[Opening ENTRIES PROVIDED section]
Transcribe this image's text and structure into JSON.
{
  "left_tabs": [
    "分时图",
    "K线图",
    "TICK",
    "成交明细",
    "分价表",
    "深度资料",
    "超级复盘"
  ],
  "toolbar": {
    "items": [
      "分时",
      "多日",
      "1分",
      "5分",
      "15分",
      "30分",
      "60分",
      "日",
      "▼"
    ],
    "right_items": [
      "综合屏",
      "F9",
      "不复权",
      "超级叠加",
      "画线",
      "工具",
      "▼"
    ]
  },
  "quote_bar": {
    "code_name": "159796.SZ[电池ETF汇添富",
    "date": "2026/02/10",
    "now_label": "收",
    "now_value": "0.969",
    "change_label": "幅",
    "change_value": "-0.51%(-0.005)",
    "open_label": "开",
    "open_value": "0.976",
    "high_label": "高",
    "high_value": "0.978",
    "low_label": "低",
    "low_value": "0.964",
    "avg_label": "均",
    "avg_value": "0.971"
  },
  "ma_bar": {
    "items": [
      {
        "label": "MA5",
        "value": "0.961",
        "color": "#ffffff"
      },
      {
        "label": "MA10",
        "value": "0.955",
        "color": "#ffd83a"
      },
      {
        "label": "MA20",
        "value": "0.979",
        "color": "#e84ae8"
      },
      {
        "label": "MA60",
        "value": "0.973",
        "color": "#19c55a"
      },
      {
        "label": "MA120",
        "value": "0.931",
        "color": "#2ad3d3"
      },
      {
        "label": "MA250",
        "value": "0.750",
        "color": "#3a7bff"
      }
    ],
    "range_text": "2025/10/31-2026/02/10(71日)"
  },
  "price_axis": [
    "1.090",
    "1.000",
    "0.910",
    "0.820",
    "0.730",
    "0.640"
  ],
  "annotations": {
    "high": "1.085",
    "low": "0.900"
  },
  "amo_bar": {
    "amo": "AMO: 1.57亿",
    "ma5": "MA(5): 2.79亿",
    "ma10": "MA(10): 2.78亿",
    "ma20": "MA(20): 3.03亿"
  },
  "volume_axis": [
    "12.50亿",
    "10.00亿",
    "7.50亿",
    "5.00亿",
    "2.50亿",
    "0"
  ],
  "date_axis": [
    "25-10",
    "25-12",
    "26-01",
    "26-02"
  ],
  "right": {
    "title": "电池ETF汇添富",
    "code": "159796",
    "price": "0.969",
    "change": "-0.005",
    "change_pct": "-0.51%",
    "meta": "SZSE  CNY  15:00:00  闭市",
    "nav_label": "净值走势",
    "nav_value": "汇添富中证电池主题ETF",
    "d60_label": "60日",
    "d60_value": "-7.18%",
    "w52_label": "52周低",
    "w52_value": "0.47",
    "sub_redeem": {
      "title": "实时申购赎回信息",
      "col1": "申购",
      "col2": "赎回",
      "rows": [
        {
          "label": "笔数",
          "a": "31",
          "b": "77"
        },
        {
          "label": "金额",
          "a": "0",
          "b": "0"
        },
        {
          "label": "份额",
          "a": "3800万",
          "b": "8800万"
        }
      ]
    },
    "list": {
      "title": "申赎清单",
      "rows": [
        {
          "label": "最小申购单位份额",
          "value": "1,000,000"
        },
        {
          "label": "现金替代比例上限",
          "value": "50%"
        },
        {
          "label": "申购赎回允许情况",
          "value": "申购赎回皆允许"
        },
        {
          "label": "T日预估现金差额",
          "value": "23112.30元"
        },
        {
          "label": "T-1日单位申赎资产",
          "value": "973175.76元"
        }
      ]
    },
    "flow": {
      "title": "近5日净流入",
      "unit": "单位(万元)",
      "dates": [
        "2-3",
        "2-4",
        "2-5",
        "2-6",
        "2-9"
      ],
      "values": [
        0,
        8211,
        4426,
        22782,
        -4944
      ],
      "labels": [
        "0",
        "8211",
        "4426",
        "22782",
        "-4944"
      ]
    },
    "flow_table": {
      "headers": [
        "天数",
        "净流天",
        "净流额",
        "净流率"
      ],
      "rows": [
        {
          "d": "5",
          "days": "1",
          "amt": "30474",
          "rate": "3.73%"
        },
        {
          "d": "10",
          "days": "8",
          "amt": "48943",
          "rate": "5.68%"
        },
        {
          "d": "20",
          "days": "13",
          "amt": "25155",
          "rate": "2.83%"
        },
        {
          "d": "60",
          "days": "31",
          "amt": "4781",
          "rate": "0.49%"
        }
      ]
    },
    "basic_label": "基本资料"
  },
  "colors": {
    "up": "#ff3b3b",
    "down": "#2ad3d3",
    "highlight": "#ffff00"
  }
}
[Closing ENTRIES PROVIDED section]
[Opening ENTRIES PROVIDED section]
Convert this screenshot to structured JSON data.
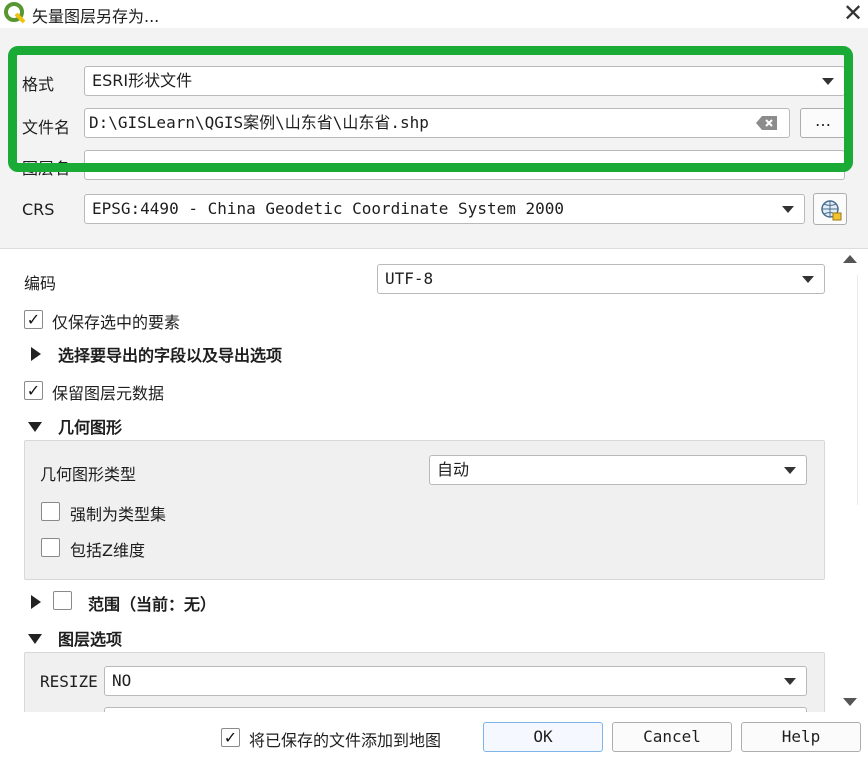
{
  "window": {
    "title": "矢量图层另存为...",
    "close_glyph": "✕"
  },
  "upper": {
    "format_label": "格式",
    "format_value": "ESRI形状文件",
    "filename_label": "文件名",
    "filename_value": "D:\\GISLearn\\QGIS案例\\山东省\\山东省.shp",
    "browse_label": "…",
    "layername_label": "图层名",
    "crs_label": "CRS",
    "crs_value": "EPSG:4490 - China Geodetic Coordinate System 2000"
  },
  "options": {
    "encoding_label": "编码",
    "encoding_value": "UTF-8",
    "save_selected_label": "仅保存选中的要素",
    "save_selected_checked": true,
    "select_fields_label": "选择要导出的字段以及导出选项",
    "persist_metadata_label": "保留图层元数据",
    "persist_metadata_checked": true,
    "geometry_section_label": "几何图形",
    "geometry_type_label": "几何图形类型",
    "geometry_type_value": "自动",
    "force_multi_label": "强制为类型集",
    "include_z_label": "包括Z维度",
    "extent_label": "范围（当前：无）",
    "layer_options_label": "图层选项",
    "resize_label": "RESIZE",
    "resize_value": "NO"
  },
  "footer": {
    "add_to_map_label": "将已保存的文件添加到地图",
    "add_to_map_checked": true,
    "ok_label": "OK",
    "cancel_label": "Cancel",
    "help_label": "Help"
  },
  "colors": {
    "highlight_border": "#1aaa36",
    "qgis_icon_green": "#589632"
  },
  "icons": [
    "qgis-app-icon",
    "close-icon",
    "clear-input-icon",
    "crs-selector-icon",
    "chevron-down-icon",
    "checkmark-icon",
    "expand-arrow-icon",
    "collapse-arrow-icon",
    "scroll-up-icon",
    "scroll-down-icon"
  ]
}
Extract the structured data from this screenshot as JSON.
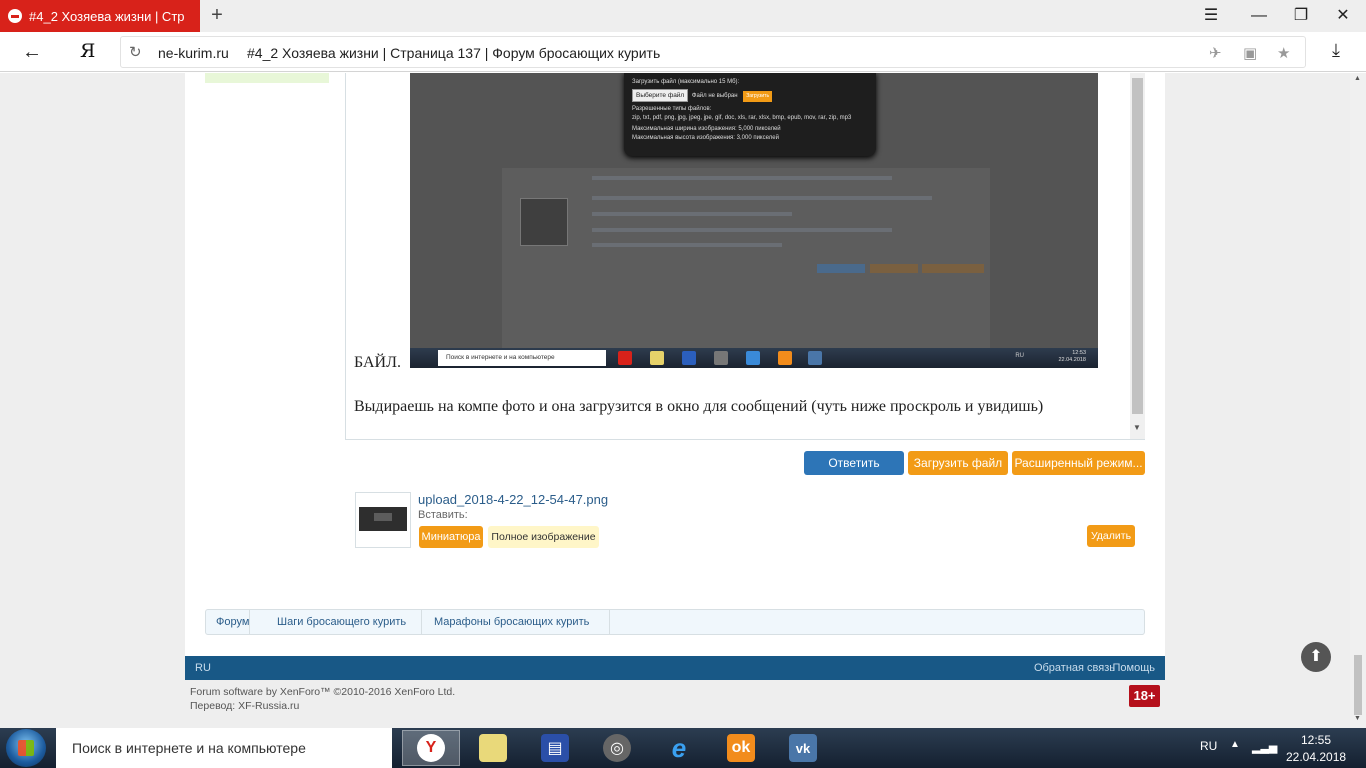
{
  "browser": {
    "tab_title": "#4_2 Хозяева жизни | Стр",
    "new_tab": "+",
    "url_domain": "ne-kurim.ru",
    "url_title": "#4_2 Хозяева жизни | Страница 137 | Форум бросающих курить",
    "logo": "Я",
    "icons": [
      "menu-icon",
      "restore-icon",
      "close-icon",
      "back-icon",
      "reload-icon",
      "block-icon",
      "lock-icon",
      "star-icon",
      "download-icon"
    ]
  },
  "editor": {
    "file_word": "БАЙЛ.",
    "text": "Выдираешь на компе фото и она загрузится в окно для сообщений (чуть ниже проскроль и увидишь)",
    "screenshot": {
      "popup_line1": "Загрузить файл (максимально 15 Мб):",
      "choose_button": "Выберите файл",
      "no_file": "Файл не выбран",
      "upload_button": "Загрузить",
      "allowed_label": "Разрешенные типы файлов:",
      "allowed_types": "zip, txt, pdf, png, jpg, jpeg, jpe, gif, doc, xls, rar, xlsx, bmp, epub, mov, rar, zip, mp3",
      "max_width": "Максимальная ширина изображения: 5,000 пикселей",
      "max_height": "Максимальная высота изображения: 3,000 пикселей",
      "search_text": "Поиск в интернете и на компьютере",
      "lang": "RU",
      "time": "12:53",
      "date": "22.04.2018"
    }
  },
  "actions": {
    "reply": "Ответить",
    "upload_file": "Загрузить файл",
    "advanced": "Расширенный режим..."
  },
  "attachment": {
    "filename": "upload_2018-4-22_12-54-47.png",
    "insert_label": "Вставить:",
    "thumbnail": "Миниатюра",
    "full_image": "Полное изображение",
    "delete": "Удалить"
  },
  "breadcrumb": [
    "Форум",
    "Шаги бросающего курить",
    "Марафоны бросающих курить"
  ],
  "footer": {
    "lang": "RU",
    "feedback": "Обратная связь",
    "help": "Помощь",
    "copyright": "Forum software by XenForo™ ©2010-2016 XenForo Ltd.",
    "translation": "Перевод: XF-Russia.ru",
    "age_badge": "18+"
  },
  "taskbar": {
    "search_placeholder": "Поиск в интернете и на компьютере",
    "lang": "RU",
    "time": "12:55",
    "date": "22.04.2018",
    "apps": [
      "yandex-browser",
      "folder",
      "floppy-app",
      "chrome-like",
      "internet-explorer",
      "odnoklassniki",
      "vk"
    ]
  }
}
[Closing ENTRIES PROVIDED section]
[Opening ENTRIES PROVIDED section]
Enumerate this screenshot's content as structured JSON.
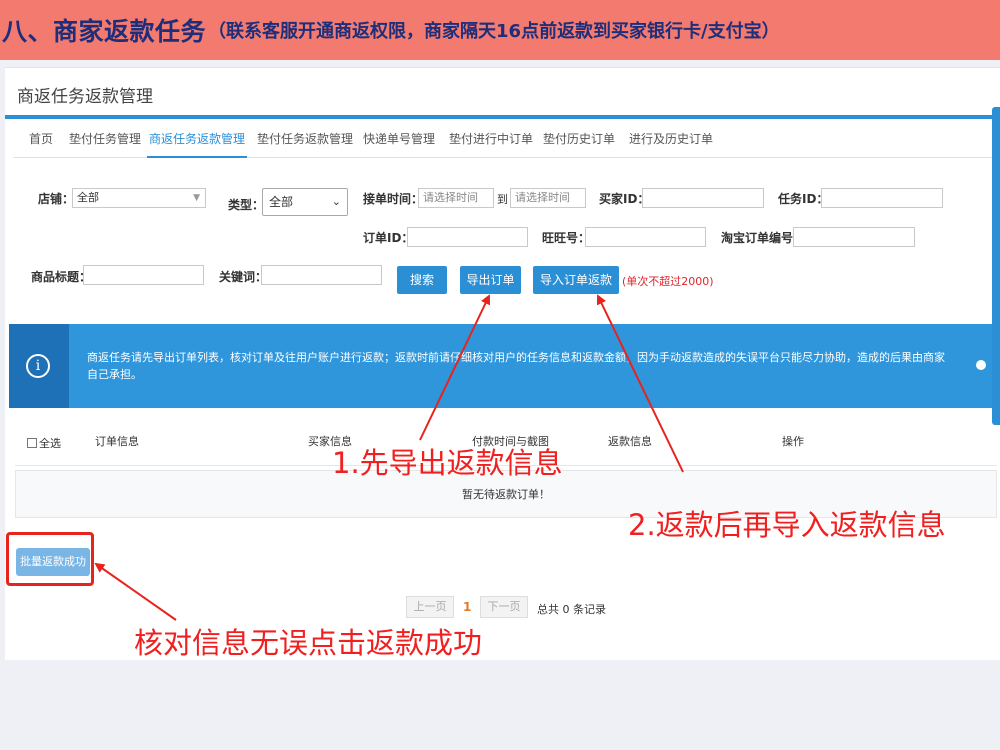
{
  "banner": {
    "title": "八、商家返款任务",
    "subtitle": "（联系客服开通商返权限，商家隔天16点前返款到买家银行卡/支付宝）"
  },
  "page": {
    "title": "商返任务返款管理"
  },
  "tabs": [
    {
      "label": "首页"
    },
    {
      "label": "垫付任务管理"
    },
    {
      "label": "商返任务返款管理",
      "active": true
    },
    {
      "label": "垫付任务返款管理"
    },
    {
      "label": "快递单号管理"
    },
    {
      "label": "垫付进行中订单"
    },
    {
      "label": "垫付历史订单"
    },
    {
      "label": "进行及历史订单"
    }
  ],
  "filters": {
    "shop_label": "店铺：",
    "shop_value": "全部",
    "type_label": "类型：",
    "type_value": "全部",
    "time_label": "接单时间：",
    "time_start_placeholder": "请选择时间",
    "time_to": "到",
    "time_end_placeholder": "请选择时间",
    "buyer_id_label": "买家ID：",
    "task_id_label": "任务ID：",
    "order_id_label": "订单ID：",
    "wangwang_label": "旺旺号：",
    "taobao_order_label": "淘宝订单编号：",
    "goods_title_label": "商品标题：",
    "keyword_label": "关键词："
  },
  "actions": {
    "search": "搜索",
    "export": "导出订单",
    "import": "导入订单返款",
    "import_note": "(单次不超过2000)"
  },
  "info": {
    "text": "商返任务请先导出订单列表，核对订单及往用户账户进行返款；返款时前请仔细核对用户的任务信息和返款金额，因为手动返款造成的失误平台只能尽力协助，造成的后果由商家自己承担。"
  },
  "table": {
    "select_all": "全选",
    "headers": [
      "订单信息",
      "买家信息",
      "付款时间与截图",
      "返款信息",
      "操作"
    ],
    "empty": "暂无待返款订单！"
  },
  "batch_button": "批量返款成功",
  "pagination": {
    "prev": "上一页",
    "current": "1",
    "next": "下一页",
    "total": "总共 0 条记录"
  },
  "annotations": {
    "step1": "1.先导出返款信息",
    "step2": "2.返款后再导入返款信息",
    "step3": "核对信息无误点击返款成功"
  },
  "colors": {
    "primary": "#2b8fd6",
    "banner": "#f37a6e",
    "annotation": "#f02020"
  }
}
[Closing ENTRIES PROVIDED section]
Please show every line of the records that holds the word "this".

* [FINAL ANSWER]
Transcribe this image's text and structure into JSON.
Convert this screenshot to structured JSON data.
Extract the structured data from this screenshot as JSON.
Enumerate this screenshot's content as structured JSON.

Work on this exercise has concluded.